Many people know that tropical forests are being destroyed for timber or to plant palm oil, or to clear space for roads or mines or cattle, but not so many realize that they are also being destroyed by millions of poor small-scale farmers, who are merely trying to feed their families. What I find so wonderful about the Inga Alley Cropping System is that it offers these poor farmers a chance to obtain better harvests and a more secure future, and ensures that more of the precious rainforests, so vital for preventing erosion, storing carbon and preserving biodiversity, are left intact. If my poem can in some way get across how remarkable that is, I will feel I’ve at least partially succeeded.
Cameroon Farmers taking part in an Inga Alley Cropping Workshop
Of course the other measure of success will be how close I come to my fundraising target. I realized it was a bit ambitious when I set it, yet had previously done a 24 hour Facebook poem for RFS and raised over £500, so I considered my £1,000 target at least feasible. After all, didn’t I now know so many more people that cared about green issues, many of whom I also counted as friends. What I perhaps failed to take into account though was the time in which I was asking for money. The midst of a global pandemic, in which the economic future for numerous people is worrying and uncertain, is perhaps not the best time to start pestering people with my RFS begging bowl. Yet when this awful pandemic is finally over, I trust that most people I know in the UK will still have a roof over their heads and be able to put food on the table. We are right to be worried about our own future, but if Covid 19 has taught us anything, it is that when it comes to nature, we are all very much connected. If the tropical slash and burn farmers continue to destroy the land, they’ll have no choice but to move to the shanty towns in the cities. The land they farmed will have been stripped of trees, leaving only barren wastelands under which impoverished villages will be more likely to flood. That vital store of carbon will have all been burnt away, and who knows how much the dread factor of global warming will have been accelerated. So, is it not worth supporting this gardener-poet, for all funds raised will go to try and ensure this nightmare scenario on numerous tropical hillsides doesn’t happen. Such an outcome will not only affect poor farmers and their families, but will increase the chances of more of us, wherever we are in the world, experiencing more severe droughts, fires and floods.

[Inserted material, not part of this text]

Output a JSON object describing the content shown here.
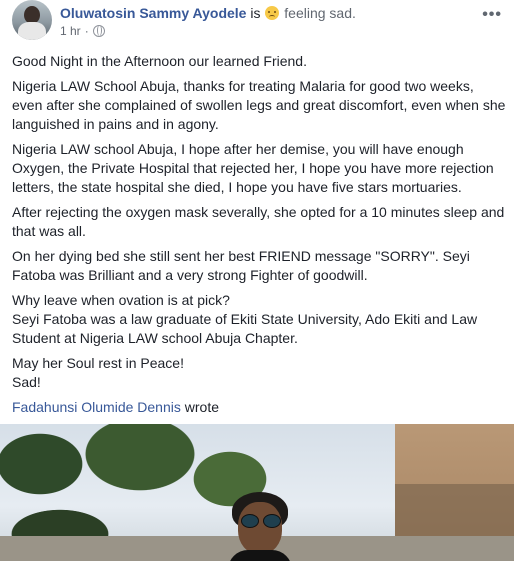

A Cameroon Farmer with a large maize, grown in an Inga Plot
Yet, having visited some hillsides in Honduras, I prefer to imagine a very different scenario. Inga Alley Cropping can give poor farmers a chance to grow food in a sustainable, organic way in landscapes that are both beautiful and biodiverse. If I’m ever lucky enough to have grandchildren, I would like them to visit a Honduran, Ecuadorian or Cameroonian Inga Farm, not only to maybe buy some delicious fruit and vegetables, but also to experience the wonder of the rainforests with their parrots, toucans, monkeys, snakes and butterflies. All of us have the power to either save or destroy these vital treasure-chests of biodiversity. It is the farmers though, if they are given the support and opportunity, that can help stem the tide of destruction.
So, if you can afford anything, please donate to my forthcoming poem. All donors will receive a copy of the finished work with a few added pictures thrown in. One of the great things about writing poetry is that it’s a lot easier than trying to farm infertile tropical hillsides.